1Natural Science, UEPA/SEDUC, 2IFCH, Federal University of Pará
April 16, 2020 11, Platinum Ballroom

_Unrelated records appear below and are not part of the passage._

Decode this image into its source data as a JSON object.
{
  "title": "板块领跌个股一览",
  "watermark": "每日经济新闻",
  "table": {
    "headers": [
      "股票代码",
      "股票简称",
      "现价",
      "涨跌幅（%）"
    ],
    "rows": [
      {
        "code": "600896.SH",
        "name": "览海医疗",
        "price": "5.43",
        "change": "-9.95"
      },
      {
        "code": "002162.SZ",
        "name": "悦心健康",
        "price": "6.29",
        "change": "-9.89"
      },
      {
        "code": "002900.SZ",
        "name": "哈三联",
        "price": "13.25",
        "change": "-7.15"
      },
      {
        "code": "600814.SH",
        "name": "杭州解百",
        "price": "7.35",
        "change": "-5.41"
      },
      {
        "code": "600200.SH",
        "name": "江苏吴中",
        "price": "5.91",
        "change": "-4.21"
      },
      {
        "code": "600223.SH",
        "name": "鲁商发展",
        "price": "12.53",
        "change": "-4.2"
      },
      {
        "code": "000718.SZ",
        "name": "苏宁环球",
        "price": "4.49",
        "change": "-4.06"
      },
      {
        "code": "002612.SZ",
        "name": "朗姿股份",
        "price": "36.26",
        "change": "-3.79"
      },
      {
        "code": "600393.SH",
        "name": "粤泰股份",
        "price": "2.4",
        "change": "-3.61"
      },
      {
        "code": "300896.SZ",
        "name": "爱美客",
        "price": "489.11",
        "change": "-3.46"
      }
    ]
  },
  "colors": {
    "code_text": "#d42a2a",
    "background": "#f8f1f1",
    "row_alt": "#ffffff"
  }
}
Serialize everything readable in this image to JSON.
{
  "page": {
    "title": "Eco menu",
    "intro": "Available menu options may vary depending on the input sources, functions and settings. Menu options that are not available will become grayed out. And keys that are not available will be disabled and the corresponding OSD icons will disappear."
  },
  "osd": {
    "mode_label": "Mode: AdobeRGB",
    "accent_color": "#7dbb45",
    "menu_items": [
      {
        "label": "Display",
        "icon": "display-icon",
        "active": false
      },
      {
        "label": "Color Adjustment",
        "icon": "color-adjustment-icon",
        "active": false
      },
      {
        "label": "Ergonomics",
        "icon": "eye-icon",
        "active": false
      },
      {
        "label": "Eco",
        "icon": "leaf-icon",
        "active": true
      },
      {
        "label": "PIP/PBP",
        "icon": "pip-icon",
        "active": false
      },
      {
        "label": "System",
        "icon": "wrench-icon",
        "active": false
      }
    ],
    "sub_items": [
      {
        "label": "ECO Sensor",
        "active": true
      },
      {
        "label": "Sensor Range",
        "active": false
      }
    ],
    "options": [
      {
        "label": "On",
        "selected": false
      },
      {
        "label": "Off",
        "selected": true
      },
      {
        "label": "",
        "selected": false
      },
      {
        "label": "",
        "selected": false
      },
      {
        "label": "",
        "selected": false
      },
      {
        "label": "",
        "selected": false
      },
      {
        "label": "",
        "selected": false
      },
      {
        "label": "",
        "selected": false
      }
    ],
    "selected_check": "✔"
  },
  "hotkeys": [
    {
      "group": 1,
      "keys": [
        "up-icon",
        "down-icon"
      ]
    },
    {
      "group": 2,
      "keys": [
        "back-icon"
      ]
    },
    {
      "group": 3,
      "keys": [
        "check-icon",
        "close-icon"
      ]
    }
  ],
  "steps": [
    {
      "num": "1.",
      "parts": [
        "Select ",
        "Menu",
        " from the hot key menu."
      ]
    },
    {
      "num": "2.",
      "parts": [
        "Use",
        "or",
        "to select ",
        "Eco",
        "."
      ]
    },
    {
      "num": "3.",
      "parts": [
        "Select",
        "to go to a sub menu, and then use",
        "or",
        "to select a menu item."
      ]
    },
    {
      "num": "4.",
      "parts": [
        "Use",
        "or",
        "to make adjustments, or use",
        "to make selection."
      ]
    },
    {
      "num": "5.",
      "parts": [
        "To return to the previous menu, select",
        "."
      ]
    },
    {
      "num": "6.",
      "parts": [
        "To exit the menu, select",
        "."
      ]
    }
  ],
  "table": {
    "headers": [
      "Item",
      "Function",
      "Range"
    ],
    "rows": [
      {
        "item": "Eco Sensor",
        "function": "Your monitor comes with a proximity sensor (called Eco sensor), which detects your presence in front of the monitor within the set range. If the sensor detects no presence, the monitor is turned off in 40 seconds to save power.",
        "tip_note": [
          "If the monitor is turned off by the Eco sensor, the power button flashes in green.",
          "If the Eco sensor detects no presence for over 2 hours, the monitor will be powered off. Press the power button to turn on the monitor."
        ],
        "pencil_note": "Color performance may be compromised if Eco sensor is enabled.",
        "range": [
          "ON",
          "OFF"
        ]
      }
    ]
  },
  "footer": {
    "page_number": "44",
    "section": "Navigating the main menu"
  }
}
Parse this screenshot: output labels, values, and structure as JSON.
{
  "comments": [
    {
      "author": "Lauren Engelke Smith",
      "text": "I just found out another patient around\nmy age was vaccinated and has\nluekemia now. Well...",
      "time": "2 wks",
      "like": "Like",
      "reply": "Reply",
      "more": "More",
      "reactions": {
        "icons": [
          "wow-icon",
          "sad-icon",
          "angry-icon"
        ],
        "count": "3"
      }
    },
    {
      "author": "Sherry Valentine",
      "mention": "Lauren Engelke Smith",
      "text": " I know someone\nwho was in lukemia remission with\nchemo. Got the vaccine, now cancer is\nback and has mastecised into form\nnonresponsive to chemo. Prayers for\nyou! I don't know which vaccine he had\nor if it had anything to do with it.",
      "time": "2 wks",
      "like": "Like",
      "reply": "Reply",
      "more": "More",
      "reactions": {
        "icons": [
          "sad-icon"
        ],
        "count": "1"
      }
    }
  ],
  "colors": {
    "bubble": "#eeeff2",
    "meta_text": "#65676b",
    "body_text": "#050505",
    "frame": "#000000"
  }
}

Quilombolas and Riverine are traditional, vulnerable, peasant Amazonian populations with specific ways of lifestyle. Nonetheless, few studies show results on their health and bioanthopological conditions. We studied 861 0-9 year old children from two riverine areas (Caxiuanã National Forest -FLONA – Pará State; Mamirauá Sustainable Development Reserve – Amazonas State) and six Quilombola communities (Pará State) under WHO parameters and social determinants of health. Quilombola children were -3 and -2 HAZ score (0-4 = 5.8%; 5-9 years old = 1.7%, respectively); 5.2% were overweight and 2.1% obese. Riverine children were -3 HAZ Z-score; 16.3% overweight and 3% obese, with Caxiuanã 0-4 male children in worse conditions (p = 0.0038) for its municipality is located in the lowest Brazilian Human Development Index. Generally, social determinants of health (SDH) continue to influence these populations’lives since there is lack of environmental sanitation, piped water, indoor bathrooms, difficult access to health due to distances between homes and health centers as most transportation is by small motor boats. Unhealthy food is easier reached since many of them have been receiving cash transfer programs as Bolsa Família, and they have quit fishing, farming, leading to food insecurity, higher BMI and health worsening such as chronic diseases in the future. It is noticeable overweight and obese conditions are spreading, as shown in recent studies worldwide, however, we still have great amount of malnourished children in the Brazilian Amazon region due to weak public policy implementation and government should interfere positively to change this trend.